→ INPUT DATA:
□ □ □ □ □ □ □

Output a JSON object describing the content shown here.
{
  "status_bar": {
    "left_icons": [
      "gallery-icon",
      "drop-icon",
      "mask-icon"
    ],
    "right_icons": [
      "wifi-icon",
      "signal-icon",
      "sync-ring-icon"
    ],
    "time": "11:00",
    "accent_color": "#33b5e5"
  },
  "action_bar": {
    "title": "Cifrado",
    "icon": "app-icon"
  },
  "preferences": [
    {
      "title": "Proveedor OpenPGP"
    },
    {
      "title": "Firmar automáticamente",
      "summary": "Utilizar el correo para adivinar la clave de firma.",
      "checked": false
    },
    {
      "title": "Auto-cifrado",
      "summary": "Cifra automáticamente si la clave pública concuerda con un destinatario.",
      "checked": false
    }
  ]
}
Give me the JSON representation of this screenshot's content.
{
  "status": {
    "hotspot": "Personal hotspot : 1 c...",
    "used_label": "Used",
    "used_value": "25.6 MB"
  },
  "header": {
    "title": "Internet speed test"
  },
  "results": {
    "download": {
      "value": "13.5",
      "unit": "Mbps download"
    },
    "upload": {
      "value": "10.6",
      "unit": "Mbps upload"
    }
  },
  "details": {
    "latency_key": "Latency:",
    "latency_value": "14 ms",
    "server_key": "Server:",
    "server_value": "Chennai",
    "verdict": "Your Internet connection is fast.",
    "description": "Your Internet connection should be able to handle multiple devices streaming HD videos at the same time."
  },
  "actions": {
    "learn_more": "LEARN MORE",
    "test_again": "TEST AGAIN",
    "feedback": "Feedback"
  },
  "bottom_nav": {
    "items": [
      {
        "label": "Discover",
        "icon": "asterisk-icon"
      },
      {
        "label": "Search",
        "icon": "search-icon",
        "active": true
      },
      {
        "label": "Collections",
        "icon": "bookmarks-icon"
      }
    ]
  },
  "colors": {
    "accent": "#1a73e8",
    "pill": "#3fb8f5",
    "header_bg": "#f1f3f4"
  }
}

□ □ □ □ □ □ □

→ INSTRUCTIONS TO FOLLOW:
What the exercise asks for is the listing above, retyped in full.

→ SOLUTION TO THIS PROBLEM:
Output a JSON object describing the content shown here.
{
  "status_bar": {
    "left_icons": [
      "gallery-icon",
      "drop-icon",
      "mask-icon"
    ],
    "right_icons": [
      "wifi-icon",
      "signal-icon",
      "sync-ring-icon"
    ],
    "time": "11:00",
    "accent_color": "#33b5e5"
  },
  "action_bar": {
    "title": "Cifrado",
    "icon": "app-icon"
  },
  "preferences": [
    {
      "title": "Proveedor OpenPGP"
    },
    {
      "title": "Firmar automáticamente",
      "summary": "Utilizar el correo para adivinar la clave de firma.",
      "checked": false
    },
    {
      "title": "Auto-cifrado",
      "summary": "Cifra automáticamente si la clave pública concuerda con un destinatario.",
      "checked": false
    }
  ]
}
Give me the JSON representation of this screenshot's content.
{
  "status": {
    "hotspot": "Personal hotspot : 1 c...",
    "used_label": "Used",
    "used_value": "25.6 MB"
  },
  "header": {
    "title": "Internet speed test"
  },
  "results": {
    "download": {
      "value": "13.5",
      "unit": "Mbps download"
    },
    "upload": {
      "value": "10.6",
      "unit": "Mbps upload"
    }
  },
  "details": {
    "latency_key": "Latency:",
    "latency_value": "14 ms",
    "server_key": "Server:",
    "server_value": "Chennai",
    "verdict": "Your Internet connection is fast.",
    "description": "Your Internet connection should be able to handle multiple devices streaming HD videos at the same time."
  },
  "actions": {
    "learn_more": "LEARN MORE",
    "test_again": "TEST AGAIN",
    "feedback": "Feedback"
  },
  "bottom_nav": {
    "items": [
      {
        "label": "Discover",
        "icon": "asterisk-icon"
      },
      {
        "label": "Search",
        "icon": "search-icon",
        "active": true
      },
      {
        "label": "Collections",
        "icon": "bookmarks-icon"
      }
    ]
  },
  "colors": {
    "accent": "#1a73e8",
    "pill": "#3fb8f5",
    "header_bg": "#f1f3f4"
  }
}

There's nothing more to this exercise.